Business process re‐engineering (BPR) is certainly one of the latest buzzwords and is the subject of great interest and also great controversy. Organizations need to shake themselves out of complacency to close competitive gaps and achieve superior performance standards ‐ the reason why many have embarked on huge BPR projects. In view of the high risks associated with radical change, there are, however, many problems associated with BPR. For some BPR is going off the rails before it is properly understood, and many BPR exercises are not delivering the goods. Sometimes, organizations are expecting “quick fixes”, thus displaying their lack of understanding of a complex system. It is unreasonable to expect quick results when so much change is involved, especially when these business processes involve not only machines, but also people. Many believe, such as Mumford, that the management of change is the largest task in re‐engineering. Many people perceive re‐engineering as a threat to both their methods and their jobs. Owing to this recognition, many authors concentrate on the need to take account of the human side of re‐engineering, in particular the management of organizational change.

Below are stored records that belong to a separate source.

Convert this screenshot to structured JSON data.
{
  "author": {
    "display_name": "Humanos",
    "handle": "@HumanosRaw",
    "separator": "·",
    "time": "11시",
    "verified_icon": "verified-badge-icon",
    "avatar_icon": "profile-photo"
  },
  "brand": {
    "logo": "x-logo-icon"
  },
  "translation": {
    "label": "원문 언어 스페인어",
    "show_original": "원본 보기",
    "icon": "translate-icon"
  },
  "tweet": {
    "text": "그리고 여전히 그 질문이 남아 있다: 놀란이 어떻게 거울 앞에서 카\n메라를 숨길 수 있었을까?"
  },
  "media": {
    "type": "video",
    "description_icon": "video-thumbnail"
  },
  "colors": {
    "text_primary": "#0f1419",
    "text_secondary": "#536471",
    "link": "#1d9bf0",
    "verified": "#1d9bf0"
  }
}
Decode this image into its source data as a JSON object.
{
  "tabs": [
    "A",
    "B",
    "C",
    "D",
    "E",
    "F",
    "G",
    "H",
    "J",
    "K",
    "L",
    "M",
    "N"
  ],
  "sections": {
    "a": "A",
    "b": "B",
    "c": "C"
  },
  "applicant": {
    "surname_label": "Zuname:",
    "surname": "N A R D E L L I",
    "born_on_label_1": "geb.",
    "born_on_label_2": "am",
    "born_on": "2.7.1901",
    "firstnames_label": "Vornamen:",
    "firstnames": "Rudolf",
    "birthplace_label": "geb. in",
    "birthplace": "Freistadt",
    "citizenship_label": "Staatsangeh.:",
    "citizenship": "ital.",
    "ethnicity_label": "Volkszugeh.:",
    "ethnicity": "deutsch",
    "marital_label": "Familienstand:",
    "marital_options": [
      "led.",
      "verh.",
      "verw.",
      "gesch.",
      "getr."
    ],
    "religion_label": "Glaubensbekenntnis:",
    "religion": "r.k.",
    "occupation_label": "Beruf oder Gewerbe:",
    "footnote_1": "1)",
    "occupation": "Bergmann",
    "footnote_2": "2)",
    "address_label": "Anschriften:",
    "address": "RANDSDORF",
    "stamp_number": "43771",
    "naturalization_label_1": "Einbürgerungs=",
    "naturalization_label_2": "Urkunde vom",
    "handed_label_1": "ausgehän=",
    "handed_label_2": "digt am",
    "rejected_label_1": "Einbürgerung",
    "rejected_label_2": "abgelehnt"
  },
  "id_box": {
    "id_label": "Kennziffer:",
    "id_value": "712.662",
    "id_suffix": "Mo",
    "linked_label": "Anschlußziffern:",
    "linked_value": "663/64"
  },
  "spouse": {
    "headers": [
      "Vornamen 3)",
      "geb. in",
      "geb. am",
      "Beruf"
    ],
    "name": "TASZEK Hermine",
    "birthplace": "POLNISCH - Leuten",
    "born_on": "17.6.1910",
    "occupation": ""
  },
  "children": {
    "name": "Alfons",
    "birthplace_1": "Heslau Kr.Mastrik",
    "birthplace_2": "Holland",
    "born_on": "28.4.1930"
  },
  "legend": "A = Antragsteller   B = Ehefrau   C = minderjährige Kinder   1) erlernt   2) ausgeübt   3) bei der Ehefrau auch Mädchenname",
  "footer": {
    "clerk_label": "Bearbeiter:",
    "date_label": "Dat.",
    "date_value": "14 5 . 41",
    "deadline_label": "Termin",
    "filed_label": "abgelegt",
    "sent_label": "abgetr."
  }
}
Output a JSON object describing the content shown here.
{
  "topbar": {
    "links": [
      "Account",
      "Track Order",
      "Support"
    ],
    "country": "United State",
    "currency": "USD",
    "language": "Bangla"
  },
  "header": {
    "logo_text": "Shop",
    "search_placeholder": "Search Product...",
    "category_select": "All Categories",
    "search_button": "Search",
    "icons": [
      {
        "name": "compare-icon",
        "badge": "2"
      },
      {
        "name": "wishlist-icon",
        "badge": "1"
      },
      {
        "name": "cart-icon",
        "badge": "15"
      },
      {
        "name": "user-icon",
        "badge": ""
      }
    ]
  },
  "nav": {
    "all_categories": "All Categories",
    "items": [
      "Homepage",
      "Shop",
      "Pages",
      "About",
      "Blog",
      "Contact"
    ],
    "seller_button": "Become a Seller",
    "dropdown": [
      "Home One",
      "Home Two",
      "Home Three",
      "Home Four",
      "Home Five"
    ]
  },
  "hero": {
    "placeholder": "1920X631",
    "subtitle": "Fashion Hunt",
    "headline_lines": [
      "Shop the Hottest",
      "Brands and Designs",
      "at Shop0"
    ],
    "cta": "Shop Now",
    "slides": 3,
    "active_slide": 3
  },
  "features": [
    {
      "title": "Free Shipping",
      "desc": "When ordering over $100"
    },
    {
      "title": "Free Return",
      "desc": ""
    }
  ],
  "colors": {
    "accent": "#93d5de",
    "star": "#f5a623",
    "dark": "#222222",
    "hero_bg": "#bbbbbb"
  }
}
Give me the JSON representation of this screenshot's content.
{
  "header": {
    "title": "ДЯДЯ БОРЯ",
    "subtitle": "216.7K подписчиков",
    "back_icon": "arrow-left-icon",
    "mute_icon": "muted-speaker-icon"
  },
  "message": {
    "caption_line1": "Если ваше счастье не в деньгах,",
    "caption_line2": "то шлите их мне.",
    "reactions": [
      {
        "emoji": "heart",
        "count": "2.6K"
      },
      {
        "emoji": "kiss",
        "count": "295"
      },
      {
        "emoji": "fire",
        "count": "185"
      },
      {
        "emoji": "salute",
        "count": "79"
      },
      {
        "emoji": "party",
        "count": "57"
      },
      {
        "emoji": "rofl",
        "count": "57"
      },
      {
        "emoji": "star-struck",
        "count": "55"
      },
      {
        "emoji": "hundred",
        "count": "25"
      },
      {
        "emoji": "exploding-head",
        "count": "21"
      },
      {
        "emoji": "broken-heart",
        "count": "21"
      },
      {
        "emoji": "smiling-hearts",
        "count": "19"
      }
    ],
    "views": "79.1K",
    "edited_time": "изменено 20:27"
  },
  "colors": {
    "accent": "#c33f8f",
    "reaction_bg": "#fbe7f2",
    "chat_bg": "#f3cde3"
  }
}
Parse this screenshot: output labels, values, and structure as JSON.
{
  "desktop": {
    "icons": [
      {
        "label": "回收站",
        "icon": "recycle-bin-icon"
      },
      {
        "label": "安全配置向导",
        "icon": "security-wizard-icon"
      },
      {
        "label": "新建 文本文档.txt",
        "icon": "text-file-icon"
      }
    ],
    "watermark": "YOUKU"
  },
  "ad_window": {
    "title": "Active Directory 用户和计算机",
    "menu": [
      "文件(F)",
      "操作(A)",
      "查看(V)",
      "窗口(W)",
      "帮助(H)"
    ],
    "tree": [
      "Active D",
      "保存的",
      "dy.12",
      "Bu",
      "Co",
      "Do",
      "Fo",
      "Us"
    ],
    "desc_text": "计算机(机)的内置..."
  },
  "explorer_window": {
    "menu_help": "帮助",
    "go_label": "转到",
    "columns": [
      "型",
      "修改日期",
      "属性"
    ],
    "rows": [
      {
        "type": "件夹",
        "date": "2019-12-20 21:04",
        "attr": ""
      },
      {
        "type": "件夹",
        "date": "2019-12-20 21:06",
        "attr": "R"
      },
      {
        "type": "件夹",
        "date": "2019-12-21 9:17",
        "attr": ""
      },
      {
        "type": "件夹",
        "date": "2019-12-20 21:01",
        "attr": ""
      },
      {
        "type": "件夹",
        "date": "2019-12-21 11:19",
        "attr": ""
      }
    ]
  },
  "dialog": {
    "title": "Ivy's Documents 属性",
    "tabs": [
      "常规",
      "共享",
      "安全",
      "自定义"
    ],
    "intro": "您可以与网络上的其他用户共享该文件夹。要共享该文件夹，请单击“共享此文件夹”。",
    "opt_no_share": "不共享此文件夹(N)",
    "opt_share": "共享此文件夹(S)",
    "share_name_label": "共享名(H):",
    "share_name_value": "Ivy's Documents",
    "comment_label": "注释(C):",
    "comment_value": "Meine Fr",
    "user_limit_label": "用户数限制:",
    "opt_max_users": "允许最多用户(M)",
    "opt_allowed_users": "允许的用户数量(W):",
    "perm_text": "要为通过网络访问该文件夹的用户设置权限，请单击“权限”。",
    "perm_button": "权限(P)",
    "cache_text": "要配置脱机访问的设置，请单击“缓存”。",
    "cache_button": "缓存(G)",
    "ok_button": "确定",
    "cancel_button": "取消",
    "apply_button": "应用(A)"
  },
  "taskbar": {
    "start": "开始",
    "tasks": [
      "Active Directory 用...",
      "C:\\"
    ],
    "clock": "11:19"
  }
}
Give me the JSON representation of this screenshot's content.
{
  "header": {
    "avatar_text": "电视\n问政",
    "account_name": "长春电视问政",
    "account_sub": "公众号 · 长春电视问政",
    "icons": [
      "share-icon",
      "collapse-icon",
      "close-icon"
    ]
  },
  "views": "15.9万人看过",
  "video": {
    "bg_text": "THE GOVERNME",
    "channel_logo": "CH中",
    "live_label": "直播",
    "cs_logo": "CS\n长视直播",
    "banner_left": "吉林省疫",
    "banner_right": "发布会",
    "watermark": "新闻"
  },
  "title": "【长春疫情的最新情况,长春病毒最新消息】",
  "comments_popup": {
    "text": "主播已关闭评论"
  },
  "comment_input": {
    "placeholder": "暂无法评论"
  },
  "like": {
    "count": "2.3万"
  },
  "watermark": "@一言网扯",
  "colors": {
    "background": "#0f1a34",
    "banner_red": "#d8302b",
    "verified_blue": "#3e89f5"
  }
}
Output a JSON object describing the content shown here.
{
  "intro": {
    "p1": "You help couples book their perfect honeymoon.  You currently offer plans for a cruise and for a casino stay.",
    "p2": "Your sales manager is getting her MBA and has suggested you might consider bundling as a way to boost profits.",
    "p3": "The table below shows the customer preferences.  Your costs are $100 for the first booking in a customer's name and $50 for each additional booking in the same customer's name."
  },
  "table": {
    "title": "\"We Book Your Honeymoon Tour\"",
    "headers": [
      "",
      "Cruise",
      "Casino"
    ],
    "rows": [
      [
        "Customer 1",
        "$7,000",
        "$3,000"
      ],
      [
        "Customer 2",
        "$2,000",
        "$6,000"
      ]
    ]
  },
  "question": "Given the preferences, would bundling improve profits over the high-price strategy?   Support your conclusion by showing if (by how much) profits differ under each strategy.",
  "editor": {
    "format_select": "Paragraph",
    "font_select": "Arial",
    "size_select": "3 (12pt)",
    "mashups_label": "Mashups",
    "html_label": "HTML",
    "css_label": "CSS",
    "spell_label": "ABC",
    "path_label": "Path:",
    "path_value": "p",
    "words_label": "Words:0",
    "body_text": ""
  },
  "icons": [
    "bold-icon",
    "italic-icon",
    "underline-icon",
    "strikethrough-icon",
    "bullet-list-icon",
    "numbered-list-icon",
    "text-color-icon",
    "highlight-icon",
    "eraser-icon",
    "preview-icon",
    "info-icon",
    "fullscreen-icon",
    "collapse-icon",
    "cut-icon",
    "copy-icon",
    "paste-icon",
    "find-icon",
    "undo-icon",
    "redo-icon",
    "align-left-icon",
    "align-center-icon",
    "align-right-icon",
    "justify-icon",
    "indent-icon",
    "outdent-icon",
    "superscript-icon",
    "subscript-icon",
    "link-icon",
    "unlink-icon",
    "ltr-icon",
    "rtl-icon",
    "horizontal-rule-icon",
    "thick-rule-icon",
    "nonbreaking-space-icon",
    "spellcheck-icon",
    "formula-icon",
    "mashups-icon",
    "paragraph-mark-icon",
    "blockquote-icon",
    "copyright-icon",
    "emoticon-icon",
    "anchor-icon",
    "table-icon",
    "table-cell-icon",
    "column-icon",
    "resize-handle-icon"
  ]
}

CitationDownload as .RIS
MCB UP Ltd
Copyright © 1995, MCB UP Limited